Data for this exercise ::
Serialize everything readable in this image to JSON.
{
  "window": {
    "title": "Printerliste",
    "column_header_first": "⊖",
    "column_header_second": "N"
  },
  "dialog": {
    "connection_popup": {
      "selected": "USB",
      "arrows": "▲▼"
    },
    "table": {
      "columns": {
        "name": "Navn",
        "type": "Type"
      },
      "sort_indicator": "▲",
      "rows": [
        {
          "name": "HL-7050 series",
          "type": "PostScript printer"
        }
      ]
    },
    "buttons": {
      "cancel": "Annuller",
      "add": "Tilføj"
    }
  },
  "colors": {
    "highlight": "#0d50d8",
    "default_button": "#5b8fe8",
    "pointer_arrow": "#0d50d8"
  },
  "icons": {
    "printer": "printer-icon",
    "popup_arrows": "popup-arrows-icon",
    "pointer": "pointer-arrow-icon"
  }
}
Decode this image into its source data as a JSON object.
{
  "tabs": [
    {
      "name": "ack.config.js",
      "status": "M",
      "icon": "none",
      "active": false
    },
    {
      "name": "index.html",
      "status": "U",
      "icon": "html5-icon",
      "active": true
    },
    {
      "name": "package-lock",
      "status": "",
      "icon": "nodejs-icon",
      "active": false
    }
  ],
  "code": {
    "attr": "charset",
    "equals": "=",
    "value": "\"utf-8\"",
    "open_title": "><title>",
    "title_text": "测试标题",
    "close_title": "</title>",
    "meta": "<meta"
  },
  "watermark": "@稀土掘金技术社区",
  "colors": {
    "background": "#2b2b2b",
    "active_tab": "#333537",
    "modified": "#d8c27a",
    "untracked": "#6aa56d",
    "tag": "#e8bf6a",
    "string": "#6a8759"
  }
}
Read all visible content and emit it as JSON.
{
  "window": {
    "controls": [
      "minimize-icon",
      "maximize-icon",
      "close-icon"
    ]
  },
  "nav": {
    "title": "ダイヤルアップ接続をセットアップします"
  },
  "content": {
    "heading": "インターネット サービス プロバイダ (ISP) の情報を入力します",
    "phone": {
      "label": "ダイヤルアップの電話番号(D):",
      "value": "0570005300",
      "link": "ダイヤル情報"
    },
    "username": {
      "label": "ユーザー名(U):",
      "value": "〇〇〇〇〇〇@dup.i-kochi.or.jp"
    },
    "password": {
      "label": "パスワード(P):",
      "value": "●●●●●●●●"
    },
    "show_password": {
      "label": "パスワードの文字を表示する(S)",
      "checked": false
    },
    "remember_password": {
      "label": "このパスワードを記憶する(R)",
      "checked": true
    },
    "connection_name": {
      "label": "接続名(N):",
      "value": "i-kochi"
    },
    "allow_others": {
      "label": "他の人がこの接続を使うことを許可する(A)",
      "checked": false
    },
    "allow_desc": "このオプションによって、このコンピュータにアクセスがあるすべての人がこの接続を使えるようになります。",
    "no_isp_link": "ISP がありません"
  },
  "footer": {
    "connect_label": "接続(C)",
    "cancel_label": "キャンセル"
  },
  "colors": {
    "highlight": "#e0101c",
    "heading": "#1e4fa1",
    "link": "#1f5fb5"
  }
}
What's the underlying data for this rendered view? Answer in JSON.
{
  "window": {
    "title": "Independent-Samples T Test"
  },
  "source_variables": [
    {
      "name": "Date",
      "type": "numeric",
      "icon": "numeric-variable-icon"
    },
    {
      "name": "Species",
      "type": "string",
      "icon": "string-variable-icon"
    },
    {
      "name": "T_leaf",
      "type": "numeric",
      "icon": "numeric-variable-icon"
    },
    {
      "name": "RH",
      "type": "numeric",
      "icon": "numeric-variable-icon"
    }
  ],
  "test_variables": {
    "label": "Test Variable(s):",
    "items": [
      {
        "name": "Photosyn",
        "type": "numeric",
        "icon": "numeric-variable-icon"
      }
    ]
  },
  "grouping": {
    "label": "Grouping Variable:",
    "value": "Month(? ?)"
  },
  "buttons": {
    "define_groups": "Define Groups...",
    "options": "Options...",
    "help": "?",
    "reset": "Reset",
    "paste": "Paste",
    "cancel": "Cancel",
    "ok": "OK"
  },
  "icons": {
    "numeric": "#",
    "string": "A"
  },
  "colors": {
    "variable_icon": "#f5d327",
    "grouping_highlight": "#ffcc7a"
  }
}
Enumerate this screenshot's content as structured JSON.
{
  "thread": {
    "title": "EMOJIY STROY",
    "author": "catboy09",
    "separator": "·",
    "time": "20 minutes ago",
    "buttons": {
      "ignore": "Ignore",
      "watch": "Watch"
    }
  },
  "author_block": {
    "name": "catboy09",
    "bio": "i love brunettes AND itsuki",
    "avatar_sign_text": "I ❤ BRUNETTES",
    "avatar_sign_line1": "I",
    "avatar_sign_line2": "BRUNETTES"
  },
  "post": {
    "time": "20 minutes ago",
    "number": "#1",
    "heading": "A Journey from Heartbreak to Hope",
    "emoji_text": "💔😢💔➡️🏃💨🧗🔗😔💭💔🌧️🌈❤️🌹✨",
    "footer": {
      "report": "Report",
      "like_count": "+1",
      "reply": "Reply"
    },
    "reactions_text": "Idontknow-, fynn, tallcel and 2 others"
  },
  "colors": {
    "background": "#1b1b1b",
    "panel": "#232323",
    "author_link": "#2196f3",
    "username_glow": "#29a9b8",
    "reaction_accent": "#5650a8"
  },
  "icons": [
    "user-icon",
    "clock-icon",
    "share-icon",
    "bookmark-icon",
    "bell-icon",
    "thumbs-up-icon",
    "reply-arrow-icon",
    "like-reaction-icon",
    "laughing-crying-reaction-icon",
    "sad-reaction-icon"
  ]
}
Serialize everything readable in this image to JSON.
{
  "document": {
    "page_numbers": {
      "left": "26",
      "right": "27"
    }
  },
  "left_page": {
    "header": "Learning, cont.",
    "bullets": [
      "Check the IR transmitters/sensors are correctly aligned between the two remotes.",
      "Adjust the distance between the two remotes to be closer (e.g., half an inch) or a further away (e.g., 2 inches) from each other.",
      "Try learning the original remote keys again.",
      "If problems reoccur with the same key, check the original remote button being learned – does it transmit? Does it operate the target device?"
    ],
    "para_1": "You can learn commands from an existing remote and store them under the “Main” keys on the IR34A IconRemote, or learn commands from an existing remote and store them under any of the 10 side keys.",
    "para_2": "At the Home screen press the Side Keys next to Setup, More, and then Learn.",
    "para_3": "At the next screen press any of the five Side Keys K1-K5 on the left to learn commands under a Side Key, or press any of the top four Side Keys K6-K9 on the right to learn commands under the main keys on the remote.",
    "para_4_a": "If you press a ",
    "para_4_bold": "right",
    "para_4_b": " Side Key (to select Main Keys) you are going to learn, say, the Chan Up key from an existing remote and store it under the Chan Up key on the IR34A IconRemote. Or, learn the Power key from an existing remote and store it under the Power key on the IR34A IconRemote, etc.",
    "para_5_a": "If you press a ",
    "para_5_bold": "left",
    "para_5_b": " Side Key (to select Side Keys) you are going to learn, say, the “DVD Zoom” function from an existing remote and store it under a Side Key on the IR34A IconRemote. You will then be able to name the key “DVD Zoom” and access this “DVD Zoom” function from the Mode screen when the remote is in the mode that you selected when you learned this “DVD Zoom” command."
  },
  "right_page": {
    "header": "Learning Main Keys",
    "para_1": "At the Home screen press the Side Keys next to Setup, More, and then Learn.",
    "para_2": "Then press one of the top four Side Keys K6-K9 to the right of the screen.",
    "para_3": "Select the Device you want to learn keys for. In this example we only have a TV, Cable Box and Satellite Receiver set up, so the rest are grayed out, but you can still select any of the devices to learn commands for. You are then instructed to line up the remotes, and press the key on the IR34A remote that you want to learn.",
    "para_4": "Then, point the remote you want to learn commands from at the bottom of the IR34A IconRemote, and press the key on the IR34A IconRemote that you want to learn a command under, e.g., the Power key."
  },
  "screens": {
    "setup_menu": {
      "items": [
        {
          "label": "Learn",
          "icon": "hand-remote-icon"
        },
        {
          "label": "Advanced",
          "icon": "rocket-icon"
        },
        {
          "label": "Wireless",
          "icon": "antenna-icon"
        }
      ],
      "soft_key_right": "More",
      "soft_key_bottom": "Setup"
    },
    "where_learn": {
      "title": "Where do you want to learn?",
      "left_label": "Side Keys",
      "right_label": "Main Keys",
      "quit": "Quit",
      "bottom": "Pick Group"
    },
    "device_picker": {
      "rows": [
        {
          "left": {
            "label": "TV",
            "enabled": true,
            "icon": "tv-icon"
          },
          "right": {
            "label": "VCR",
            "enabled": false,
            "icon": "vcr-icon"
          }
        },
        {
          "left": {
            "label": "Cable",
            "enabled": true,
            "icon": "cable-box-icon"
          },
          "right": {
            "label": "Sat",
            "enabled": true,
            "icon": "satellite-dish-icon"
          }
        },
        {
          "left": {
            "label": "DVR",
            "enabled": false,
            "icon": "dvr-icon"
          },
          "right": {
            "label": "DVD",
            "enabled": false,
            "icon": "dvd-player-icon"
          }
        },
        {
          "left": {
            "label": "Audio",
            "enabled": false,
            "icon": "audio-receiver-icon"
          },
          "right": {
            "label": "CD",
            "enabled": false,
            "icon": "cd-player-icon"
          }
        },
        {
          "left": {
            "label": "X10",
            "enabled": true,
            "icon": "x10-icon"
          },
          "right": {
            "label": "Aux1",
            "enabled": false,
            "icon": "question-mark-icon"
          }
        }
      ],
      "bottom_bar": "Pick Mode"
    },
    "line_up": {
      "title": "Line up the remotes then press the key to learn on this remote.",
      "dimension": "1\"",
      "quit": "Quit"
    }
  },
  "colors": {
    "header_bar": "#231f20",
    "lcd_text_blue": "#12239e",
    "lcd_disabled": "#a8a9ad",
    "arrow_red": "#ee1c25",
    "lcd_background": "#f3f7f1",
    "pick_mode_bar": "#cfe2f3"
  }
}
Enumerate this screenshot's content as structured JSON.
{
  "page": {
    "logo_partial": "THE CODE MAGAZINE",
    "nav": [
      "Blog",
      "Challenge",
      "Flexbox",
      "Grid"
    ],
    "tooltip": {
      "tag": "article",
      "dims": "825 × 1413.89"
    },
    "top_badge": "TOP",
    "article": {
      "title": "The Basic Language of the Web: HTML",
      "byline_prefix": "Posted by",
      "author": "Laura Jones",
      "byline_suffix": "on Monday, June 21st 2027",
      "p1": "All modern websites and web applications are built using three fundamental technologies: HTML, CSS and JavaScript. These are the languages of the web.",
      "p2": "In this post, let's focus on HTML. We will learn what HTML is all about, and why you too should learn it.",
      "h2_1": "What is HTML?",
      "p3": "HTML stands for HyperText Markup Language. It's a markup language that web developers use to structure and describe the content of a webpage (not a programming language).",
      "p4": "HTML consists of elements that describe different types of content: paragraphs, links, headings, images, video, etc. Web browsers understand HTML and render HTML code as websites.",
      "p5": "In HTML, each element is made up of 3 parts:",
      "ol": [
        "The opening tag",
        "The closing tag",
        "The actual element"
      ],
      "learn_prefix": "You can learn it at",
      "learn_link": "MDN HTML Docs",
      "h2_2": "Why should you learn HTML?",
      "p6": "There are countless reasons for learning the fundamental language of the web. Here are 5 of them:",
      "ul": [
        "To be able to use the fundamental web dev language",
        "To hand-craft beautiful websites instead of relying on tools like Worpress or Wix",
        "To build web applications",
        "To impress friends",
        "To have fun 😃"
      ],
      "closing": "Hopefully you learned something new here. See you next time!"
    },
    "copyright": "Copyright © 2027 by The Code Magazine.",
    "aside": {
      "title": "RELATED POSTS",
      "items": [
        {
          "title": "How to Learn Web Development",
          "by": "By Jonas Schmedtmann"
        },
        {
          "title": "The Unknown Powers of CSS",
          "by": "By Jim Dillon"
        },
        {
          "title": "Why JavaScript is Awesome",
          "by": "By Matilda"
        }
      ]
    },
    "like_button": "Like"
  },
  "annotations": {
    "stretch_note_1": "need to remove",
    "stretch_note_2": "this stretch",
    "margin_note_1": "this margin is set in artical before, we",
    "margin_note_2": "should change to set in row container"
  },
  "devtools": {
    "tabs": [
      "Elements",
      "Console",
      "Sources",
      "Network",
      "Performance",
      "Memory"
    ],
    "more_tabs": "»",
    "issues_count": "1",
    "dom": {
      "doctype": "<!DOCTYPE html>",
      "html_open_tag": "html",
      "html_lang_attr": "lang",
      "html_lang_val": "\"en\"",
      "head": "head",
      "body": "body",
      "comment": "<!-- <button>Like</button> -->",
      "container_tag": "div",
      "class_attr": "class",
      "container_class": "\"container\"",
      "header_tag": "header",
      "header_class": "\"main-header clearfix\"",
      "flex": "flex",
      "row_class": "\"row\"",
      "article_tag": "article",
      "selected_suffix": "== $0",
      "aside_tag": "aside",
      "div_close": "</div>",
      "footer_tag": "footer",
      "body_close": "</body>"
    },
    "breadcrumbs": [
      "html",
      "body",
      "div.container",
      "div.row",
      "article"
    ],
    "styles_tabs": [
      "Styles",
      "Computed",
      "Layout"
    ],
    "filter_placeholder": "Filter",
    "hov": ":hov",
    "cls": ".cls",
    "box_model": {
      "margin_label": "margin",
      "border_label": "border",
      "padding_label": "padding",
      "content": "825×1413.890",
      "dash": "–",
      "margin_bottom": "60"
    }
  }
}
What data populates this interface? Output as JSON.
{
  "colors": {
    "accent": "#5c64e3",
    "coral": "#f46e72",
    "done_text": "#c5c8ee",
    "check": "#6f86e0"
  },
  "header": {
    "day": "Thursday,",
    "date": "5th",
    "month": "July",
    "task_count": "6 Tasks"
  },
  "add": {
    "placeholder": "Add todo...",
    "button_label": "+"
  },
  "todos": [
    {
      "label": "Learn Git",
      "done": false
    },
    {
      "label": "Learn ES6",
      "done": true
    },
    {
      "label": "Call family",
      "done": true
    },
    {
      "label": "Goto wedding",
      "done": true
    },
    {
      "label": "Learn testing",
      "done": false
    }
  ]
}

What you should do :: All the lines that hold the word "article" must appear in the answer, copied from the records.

Written response ::
      "tag": "article",
    "article": {
      "article_tag": "article",
      "article"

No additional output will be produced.